Religion in America is inadequately understood, and often deliberately misinterpreted.

Over the last decade, especially after 9/11 and the American response to it, the world has gradually begun to take cognisance of religion’s immutability in the American scheme of things.

In the aftermath of the attack on the World Trade Centre, a leading cleric in the Lutheran Church told the then President George Bush, “You are a servant of God called for such a time like this.” Bush’s response: “I accept the responsibility.” “I’m here for a reason, and this is going to be how we’re going to be judged,” Bush confided to his chief political adviser Karl Rove.

Recounting this episode, Andrew Preston in his Sword of the Spirit, Shield of Faith – Religion in American War and Diplomacy explains, “In deploying religion, Bush appealed to both the sword of the spirit and the shield of faith. He spoke of launching a “crusade” against Islamic terrorism, apparently unaware of the bitter historical memory of the medieval Christian Crusades that still lingered in the minds of Arabs...Bush blended the language of faith and nation to offer benediction to America’s mission in the world – a mission that intended peace even when it resorted to war.”

Preston’s book is an illuminating account of how religion has shaped the United States internally, and how it has been a key instrument in foreign policy. To outsiders, the ongoing debate about Mitt Romney’s Mormonism, or the largely prevalent belief among a significant percentage of Americans that Obama is a Muslim would seem at odds with a country that has defined modernism and has done so in broadly secular terms. Preston’s book is invaluable aide in understanding this complexity. It’s anecdotal narrative makes for its breezy reading.

Reinhold Niebuhr and mainline Protestantism are subjects that require more than a cursory reading, but for the uninitiated, Preston’s book introduces both a complex man and a complex faith.

A passage:

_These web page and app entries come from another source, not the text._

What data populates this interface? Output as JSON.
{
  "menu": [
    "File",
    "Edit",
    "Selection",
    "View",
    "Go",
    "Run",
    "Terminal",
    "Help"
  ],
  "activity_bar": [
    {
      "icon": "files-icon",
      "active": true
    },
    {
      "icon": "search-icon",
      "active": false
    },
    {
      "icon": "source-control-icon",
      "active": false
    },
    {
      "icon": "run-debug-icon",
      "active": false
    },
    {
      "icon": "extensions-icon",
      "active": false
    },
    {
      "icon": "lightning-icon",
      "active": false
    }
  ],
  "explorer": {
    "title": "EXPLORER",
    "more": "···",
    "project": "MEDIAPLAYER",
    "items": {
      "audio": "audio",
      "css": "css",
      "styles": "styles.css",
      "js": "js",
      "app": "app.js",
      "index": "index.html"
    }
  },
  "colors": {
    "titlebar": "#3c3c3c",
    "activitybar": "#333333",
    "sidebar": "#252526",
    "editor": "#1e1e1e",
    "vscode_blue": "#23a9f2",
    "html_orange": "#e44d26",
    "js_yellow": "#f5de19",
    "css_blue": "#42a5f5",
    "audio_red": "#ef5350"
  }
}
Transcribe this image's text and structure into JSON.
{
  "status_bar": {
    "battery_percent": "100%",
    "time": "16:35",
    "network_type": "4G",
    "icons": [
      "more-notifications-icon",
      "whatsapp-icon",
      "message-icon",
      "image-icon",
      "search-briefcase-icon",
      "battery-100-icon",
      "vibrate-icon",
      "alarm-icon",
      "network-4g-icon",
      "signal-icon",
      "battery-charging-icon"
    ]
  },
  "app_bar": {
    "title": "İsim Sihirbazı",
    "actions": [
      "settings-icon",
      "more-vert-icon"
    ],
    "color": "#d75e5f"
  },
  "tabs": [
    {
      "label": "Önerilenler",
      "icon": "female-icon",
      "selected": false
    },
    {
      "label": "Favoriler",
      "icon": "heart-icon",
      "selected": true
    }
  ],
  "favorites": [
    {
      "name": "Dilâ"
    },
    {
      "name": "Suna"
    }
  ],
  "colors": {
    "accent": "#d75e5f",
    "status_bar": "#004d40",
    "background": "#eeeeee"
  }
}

“Long after the fighting had ended, Vietnam continued to serve a political purpose for those who had supported the war. In 1984, at the height of the conservative revival, Tim LaHaye, a fundamentalist writer, commentator and coauthor of the spectacularly successful Left Behind novel series, repudiated the strategists and protestors who had all but ensured defeat. “Her failure to use military might in Vietnam was a national disgrace,” he said of a troubled nation then in throes of liberalism and secularism, “permitting the enslavement or murder of twenty million people.” Rus Walton, another fundamentalist writer and professional anticommunist, took a similar view: “What must the nations of the free world think of a country that spends the lives of 58,000 splendid young men and then gives up? Just quits and walks away and says, “Sorry fellas, it was all a mistake.’” During the war, the anti-Vietnam demonstrators, many of them led by ministers, priests, and rabbis, claimed the moral high ground. But the war’s defenders, the conservatives who would fuel the Religious Right, provided a vigorous counterargument that was also grounded in morality, albeit of a sterner kind. It was this moral vision that eventually triumphed and reoriented the normative bearings of US foreign policy. But before it could, its adherents first had to defeat the relativism and internationalism of their liberal adversaries. Then, in the years of Richard Nixon, they turned upon the government itself.”